The chief executives of the largest US airline companies asked Congress Saturday for urgent help avoiding widespread layoffs among the industry's 750,000 employees.
"Unless worker payroll protection grants are passed immediately, many of us will be forced to take draconian measures such as furloughs," the CEOs said in a letter to leaders of both houses of Congress distributed by the Airlines for America trade group.
"The breadth and immediacy of the need to act cannot be overstated," it said. "It is urgent and unprecedented."
Airlines for America represents American Airlines, United Airlines, Delta Air Lines and Southwest Airlines as well as shippers FedEx and UPS.
"On behalf of 750,000 airline professionals and our nation's airlines, we respectfully request Congress to continue to move expeditiously to pass a bipartisan proposal that includes a combination of worker payroll protection grants, loans and loan guarantees and tax measures. Time is running out."

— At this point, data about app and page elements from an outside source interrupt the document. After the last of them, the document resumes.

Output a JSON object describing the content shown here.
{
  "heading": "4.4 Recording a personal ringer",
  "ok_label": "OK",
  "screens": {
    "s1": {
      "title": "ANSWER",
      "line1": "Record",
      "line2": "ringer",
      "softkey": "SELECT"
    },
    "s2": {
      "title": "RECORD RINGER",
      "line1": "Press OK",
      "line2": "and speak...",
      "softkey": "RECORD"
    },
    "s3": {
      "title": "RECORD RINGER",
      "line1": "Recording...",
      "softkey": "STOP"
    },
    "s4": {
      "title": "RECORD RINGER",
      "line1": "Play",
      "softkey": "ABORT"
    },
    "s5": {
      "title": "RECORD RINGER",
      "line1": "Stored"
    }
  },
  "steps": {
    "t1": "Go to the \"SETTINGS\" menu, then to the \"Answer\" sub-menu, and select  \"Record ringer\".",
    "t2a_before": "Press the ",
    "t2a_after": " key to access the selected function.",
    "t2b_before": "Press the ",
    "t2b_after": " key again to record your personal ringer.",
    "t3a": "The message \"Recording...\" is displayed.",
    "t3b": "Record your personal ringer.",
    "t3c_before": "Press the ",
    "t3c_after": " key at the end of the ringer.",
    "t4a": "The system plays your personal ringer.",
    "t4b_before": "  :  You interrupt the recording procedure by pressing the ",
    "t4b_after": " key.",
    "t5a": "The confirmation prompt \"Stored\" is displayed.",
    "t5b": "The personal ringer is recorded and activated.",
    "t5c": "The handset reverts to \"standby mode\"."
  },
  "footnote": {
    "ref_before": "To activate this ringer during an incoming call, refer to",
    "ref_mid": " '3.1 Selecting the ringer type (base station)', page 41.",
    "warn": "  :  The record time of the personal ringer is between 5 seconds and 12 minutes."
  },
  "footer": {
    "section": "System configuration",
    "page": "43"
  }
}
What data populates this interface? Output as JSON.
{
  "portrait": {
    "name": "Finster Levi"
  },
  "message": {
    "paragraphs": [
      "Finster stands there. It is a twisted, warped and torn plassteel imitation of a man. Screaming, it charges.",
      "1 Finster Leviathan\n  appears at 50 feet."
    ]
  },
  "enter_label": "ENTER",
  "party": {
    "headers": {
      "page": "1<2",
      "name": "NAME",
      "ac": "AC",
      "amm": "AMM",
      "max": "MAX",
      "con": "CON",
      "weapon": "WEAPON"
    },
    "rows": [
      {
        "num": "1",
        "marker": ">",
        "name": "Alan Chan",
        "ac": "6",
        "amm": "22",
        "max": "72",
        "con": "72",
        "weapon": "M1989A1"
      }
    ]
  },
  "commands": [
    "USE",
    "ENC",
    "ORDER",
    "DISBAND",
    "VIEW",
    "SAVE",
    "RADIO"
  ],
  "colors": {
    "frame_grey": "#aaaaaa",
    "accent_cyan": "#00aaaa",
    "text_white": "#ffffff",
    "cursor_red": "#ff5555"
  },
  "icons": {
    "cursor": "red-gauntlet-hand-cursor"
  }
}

The signatories appeared to be trying, in part, to counter recent negative publicity over reports that in recent years the airlines, while taking in billions in profits, used stock buybacks and other measures to reward shareholders rather than putting money into workers' salaries or a rainy-day fund.
President Donald Trump seemed to allude to those reports during Saturday's White House briefing on the coronavirus, saying of plans to help US companies, "I want money to be used for workers and keeping businesses open, not buybacks.
"I am strongly recommending a buyback exclusion. You cannot buy back your stock. You can't take a billion dollars of the money and buy back your stock."
The letter said the sector had already taken steps to protect itself from the catastrophic effects of the coronavirus -- which the International Air Transport Association estimates could wipe $30 billion in revenues from the books of global airlines.
Over the past decade, the letter said, the industry had reinvested 73 percent of its operational earnings "in our personnel and our products."
But the letter added that the ability to renegotiate credits was waning amid the panic seizing he debt market, given the amplitude of the virus crisis.
The pandemic has had a devastating effect on air transport in the United States and elsewhere, as several countries have imposed far-reaching travel bans.
The US Congress has already passed two emergency rescue plans.
This weekend, it is working on another aid package with a price tag of over $1 trillion, which could be voted on in the Senate as early as Monday if Democrats and Republicans reach agreement.